— What to do —
Each line of the listing that contains the word "subtitle" is to be copied.

— Supplied data —
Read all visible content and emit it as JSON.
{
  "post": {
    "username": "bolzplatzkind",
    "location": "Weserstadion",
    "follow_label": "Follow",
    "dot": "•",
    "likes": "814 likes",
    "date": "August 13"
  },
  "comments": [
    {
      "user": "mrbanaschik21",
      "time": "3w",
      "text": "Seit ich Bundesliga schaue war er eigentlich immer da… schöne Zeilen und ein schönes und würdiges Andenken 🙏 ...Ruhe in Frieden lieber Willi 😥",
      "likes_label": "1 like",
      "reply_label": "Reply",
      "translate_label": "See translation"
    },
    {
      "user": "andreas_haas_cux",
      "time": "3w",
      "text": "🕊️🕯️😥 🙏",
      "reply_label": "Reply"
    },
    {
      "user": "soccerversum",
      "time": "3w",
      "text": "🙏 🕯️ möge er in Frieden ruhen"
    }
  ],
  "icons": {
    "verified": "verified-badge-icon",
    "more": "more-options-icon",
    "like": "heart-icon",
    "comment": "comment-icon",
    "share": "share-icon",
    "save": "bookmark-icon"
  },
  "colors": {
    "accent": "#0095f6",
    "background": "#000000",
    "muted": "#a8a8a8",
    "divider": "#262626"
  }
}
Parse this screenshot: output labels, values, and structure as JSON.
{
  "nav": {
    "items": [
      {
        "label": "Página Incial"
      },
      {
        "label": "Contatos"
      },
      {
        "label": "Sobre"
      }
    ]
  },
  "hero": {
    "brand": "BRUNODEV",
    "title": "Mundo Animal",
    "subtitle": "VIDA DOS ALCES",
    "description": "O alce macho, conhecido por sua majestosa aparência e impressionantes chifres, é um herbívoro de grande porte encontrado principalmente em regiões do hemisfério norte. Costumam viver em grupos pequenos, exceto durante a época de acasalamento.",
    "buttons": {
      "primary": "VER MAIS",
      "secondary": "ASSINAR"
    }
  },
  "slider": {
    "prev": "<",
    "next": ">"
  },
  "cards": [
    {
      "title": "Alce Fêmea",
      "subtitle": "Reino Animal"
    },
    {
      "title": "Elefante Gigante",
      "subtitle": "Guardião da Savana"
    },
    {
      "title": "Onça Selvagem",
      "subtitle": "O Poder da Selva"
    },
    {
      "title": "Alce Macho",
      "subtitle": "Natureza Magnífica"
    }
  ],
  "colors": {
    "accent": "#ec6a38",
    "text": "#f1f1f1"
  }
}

— Solution for this problem —
    "subtitle": "VIDA DOS ALCES",
      "subtitle": "Reino Animal"
      "subtitle": "Guardião da Savana"
      "subtitle": "O Poder da Selva"
      "subtitle": "Natureza Magnífica"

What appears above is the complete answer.